Dimple and Rishi are Indian-American teens whose parents think should get married, and they meet for the first time at a University’s summer program. It’s a sweet love story, with really interesting cultural detail, a little predictable, and sometimes silly, but a quick, fun, read.
Judy Nunn tells a good story. This was a very human story – the politics of refugees has mostly been left behind, which I appreciated. Humans have such capacity to hurt, to damage but its our ability to show compassion that can make the biggest difference.
Commonwealth is the story of a complicated family. A man and a woman meet at a party, leave their spouses and marry each other. They each bring children to this new marriage; children now with two families, divided loyalties. When one of the children grows up, she meets a famous author and shares the story of their childhood. It’s a thoughtful, insightful book about the long lasting consequences of our actions, family ties and the ownership of our stories.

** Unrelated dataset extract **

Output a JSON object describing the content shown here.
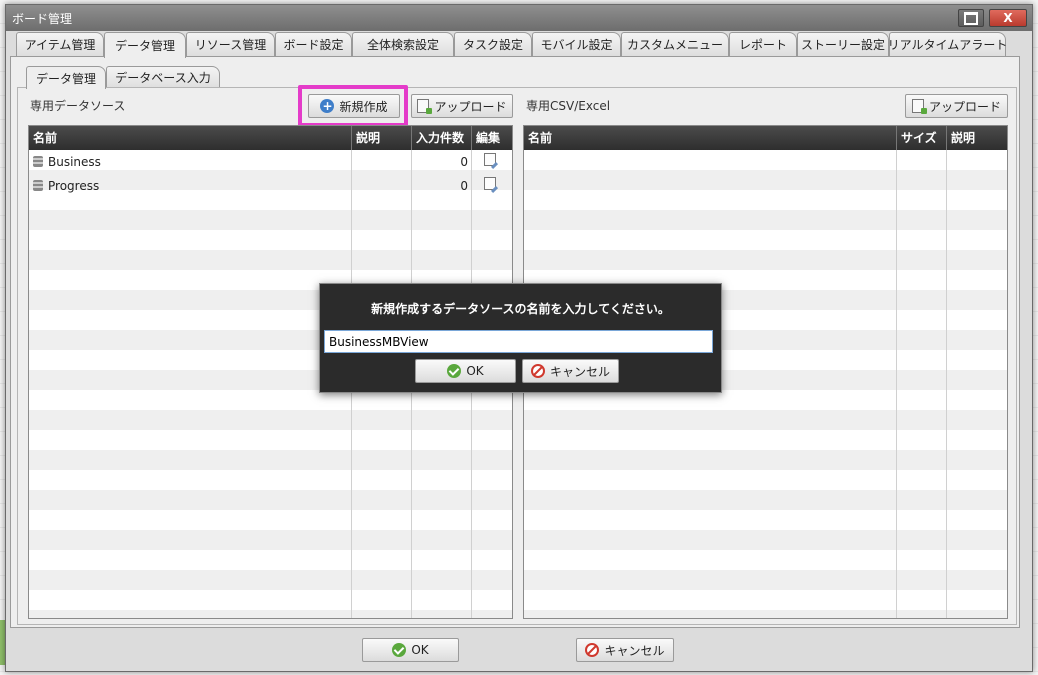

Read via Borrowbox – ebook
This is the type of book I would pick up and hand to random strangers in Kmart and insist they buy… Okay, it’s the actual book I did that with. The story has stayed with me long after I finished reading. It’s a fabulous example of contemporary Australian women’s fiction – full of friendships, romance, and personal growth. I laughed, I cried, I ran out of pages too quickly.
Four women from diverse backgrounds meet in an online weight loss forum and develop a deeper friendship. They share their struggles and each takes a different path on their journey. This book would be particularly relatable to anyone who has ever stood on the scales and seen a number they didn’t like.
Just finished the most hilarious audiobook, it was like being at a comedy show where the laughs (briefly interrupted by moments of tears) are non-stop for seven hours. I guess the paperback or ebook would be just as funny but not as enjoyable as hearing Luisa Omielan narrate it herself with such passion, conviction and enthusiasm, so much so I had to stop myself from yelling ‘go sister!’ time and time again with such passion, conviction and enthusiasm. Continue reading
The tension builds slowly in this novel as we read the story from 3 viewpoints (2 current and 1 in the past). It reaches a pinnacle as the storylines converge and then fizzles to the ending – I was hoping for a big twist at the end, but it didn’t happen. I found it to be an enjoyable read that kept me engaged, with a satisfactory ending.
Autumn is a little hard to explain. It’s the first of four, seasonal, ‘state of the nation’ novels. It’s about Britain, after Brexit, and how the western world is closing itself off from kindness and sharing. It’s about strong friendship, the transformative power of love, and about art. It’s clever, thought provoking, moving and sent me to Google to learn about Pauline Boty (British pop artist).
Liane Moriarty is really great at writing about suburban Sydney-siders. There’s a strong sense of place, and the characters are real; frustrating, amusing, familiar. Truly, Madly Guilty is about three families who gather for a BBQ one afternoon and something terrible happens that has a negative impact on them all. The events of that afternoon are (very) slowly revealed over the book and the surprises are many. Though very good at pointing out people’s foibles, Moriarty is a hopeful writer, and this book is thought provoking, compelling and with a satisfying ending.
Liane Moriarty writes great characters; real, raw, ridiculous, petty, and messy. Suburban Sydney folk, going through life exploring the impact of past mistakes, the nature of marriage, depths of character in the face of trials and how people differ from how they are perceived, by others and themselves. If you like experiencing the deep trouble people can make for themselves and others, in a safe environment when you know it will, largely, come right in the end, then this is for you!
An immigrant story that covers dreams and hopes, secrets, friendships and community attitudes. Life in a small coastal town is described well – with all the secrets, both shared and hidden that can exist there. Suzanne Salem’s use of language gave Nayeema’s story authenticity. I loved her journey to find a place where she felt she belonged. I also loved that the story was set in the seventies with coastal development, strikes, communes and fashion all playing a part in the story. This was an enjoyable story.